Confused by a particular file type - see our overview below

Confused by a particular file type - see our overview below

  • BMP - This is the Microsoft Windows bitmap format. It's a fairly compact (compression is optional, but usually turned on) format for images up to 24 bit. BMP is the native bitmap format for the Windows environment.

  • EPS - Gives excellent quality images, although much larger than tiffs. Can be imported into Quark. Encapsulated Postscript is a flavour of Postscript (see below) which can be included in other documents - if your software supports it.

  • GIF - Graphics Interchange Format is a very efficient, and still quite popular picture format. There are two flavours of GIF, the old 87 and the newer 89a. 89a adds several extra features like transparency (so background graphics can "show through" the GIF in places) and animation. GIF animations are a very popular form of Web multimedia, because they're small and display on all current graphical browsers without needing a special plug-in or taking up much CPU time. Unfortunately, GIF pictures can only have 256 colours, or 256 shades of grey. 256 greys is photo quality so GIF is fine for any monochrome image, and 256 colour looks OK for many pictures, but it's no use for professional imaging. GIF images can also be interlaced, so that you can see a low resolution version of the picture before downloading very much of it. GIF interlacing has four passes, which show one out of every eight lines, then another eighth of the image, then another quarter, then the remaining half. GIF is a data-stream type format, like JFIF, so you can view partially downloaded images whether or not they're interlaced - without interlacing, a 25% downloaded picture gives you the first 25% of the lines, starting at the top.

  • IMG - See "PIC".

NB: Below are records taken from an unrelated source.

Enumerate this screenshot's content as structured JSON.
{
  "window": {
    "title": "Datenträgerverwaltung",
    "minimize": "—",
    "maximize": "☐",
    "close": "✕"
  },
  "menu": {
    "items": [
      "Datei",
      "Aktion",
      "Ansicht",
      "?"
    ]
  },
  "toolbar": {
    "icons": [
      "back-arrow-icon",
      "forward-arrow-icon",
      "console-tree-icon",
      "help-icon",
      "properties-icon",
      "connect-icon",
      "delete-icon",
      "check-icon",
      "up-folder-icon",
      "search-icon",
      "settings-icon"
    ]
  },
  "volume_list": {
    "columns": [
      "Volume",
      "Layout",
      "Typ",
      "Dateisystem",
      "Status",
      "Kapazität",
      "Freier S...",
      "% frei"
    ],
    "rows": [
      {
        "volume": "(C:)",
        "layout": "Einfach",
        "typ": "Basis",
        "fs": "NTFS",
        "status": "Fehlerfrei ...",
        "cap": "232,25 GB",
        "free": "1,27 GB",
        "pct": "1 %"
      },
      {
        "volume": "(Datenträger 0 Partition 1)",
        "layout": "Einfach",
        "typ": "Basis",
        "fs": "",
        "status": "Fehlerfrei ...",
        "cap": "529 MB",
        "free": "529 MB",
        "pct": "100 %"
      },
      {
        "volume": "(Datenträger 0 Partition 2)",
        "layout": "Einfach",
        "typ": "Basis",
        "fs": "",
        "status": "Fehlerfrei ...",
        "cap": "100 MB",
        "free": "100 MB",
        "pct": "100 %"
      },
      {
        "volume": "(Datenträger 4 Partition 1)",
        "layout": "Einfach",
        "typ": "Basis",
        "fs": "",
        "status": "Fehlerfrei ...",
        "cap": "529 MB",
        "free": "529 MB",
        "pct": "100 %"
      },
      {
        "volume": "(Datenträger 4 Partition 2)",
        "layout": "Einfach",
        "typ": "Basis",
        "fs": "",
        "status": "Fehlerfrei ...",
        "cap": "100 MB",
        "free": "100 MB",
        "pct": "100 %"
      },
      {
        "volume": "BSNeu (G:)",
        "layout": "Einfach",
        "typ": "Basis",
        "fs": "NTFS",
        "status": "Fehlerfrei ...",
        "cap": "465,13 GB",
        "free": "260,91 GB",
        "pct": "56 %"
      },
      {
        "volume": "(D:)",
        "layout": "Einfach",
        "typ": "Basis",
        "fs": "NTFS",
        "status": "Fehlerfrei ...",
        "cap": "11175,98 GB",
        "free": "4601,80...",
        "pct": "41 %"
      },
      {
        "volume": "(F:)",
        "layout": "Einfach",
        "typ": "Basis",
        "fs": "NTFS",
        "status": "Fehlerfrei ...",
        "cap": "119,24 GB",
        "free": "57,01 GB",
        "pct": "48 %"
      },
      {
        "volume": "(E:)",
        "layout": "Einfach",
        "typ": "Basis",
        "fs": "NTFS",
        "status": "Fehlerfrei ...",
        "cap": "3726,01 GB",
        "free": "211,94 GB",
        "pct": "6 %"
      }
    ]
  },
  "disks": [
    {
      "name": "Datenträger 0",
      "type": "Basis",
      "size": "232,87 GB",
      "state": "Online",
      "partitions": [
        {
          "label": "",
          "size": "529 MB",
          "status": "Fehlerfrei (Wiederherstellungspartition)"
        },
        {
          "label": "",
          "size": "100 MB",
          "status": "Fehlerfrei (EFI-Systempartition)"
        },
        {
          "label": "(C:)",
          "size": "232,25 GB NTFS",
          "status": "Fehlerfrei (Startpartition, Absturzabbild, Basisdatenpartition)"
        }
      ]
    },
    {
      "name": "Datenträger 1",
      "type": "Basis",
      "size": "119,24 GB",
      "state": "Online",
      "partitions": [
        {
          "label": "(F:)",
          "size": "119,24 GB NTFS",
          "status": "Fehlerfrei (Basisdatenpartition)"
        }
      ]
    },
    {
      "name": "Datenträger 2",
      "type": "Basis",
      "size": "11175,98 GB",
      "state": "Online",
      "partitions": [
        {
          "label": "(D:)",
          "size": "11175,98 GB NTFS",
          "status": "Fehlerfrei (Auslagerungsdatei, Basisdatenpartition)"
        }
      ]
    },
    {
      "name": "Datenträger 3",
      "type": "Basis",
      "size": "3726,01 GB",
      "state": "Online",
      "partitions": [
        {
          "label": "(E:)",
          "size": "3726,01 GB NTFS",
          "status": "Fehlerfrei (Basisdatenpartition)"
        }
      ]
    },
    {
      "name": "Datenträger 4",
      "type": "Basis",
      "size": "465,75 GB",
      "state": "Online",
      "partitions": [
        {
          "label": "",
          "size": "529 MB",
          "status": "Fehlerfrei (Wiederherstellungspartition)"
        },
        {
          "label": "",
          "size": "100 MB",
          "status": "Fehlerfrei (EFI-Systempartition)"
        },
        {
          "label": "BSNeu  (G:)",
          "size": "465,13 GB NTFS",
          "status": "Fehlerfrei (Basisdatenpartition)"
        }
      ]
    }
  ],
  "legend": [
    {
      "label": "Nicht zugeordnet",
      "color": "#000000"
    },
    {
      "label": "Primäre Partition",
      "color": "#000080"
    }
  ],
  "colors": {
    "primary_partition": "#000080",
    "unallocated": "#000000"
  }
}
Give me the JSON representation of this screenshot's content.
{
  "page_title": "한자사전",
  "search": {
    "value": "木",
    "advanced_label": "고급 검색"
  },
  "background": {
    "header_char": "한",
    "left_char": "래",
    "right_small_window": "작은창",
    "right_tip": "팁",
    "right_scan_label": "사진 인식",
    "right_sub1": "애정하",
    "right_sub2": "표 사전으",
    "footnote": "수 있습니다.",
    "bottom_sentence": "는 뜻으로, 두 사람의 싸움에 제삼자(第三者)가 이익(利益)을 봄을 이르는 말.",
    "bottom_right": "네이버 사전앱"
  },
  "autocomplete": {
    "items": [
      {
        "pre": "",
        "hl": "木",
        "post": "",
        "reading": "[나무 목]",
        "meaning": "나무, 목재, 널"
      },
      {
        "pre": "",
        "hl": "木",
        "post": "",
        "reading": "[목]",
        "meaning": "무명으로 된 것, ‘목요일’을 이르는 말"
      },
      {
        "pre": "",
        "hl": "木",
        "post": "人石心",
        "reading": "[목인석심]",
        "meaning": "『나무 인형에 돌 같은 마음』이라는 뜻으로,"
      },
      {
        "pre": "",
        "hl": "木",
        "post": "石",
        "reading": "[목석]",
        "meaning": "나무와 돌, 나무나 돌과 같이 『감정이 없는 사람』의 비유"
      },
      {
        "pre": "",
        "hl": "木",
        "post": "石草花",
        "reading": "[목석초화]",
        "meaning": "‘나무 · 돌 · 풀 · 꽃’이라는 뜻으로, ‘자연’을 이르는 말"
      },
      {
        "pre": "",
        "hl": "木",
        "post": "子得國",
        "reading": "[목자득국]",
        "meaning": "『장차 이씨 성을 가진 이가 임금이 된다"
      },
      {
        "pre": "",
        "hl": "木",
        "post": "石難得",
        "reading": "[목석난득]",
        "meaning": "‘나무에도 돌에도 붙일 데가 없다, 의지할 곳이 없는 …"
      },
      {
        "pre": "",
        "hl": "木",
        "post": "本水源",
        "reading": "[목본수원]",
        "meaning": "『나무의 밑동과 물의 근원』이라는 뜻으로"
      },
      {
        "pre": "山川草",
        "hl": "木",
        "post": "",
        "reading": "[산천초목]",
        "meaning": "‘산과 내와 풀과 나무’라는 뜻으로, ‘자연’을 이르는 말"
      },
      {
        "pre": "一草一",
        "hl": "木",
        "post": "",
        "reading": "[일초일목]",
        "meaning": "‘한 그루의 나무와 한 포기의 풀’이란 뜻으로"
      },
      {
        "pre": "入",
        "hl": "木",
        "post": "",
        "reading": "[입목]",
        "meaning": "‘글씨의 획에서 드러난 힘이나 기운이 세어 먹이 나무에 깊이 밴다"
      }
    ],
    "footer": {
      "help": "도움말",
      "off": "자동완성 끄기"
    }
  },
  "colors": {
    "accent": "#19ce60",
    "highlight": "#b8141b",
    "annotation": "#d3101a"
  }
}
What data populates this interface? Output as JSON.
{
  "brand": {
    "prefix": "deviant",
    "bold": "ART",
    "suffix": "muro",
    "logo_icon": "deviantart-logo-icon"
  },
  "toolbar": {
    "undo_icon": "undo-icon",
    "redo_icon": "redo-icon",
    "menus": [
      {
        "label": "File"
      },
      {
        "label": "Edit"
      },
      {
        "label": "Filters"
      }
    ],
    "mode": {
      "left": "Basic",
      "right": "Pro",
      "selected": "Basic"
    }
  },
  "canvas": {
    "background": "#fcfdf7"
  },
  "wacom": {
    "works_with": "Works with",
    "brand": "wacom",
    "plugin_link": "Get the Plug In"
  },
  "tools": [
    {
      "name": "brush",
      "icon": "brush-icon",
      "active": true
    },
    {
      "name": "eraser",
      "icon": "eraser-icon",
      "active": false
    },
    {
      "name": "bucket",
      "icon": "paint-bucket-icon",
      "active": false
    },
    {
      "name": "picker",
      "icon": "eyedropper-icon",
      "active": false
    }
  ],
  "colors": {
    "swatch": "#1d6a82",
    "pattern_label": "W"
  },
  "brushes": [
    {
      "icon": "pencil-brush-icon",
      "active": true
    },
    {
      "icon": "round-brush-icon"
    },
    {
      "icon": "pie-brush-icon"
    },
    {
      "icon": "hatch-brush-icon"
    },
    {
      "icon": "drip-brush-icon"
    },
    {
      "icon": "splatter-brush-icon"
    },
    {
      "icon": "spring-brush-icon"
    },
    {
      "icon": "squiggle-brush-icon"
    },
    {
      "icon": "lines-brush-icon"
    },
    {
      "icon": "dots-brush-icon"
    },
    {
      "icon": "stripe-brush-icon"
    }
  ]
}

  • JPEG / JFIF - The JPEG (Joint Photographic Experts Group) File Interchange Format, commonly called JPEG and with the filename suffix .JPG, can be the most efficient image storage method of all - at a price. The idea of JPEG is that as it compresses the data it throws some of it away - technically, this is called "lossy compression". You can configure how lossy you want your JFIFs to be (well, you can if you're using photoshop); 100% quality gives you almost exactly the same result as the original picture but also gives you a gigantic, uncompressible file. 10% quality takes up much less space but looks dodgy. You have to strike a balance. JFIF can store up to 24 bit colour, so it's suitable for professional use, and it can do interlaced display like GIF (called "progressive" JFIF), which along with its small file sizes makes it the standard format for Web graphics. Like GIF, JFIF is a data-stream format - you can view images before you've got all of the data. Also like GIF, JFIF supports interlacing. The JFIF format also supports CMYK (process colour - Cyan, Magenta, Yellow and? blacK in a subtractive colour model, as against the additive Red, Green and Blue more commonly used) images, which makes it suitable for use in publishing applications. CMYK support was added in a later version of the standard, though. This means that quite a few Web browsers, do peculiar things when fed CMYK images. There's no reason to use CMYK JFIFs unless you're sending the image to a CMYK output device, which a monitor isn't. Usually, CMYK ones get through because someone's converted a CMYK image of some other format, like TIFF, without changing the colour model.

  • PCX - The ZSoft Paint format, occasionally suffixed .PCC, is ancient but still fairly widely used, simply because everybody understands it. There are three common versions, 0, 2 and 5; 0 is the original two colour one (small but not useful), 2 only does 16 colours and is hence also of little interest, and 5 does 24 bit. All are large for what they do, but fast to load on elderly computers. PCX is the IBM equivalent of Amiga IFF.

  • PICT - Pict is the all-in-one Apple Quickdraw metaformat. It can include bitmapped or vector images, and can use different compression schemes.

  • PNG - The Portable Network Graphics format, pronounced "ping", was created as a free replacement for GIF, whose LZW compression is owned by Unisys and which can't be included in commercial software without paying license fees to the owners. It handles 1 to 48 bit images, and is a lossless, well-compressed format like GIF. It still isn't very popular, though.

  • PS - Adobe Systems' Postscript isn't an image format, per se - it's a page description language, originally conceived so computers could send very accurate page descriptions to the then-new high resolution laser printers. You can save black and white or even colour pictures as Postscript, but you'll end up with a very large file.

  • PSD - Adobe Photoshop's native format, which stores all of its layer and selection and miscellaneous other image data.

  • TIF - TIFF (to give the full acronym) stands for Tag Image File Format. TIFF was a large, unwieldy, 24 bit format until version 6 came out, which supported compression and made it less painful. TIFF is, nonetheless, a very popular professional graphics format that is accepted by Quark.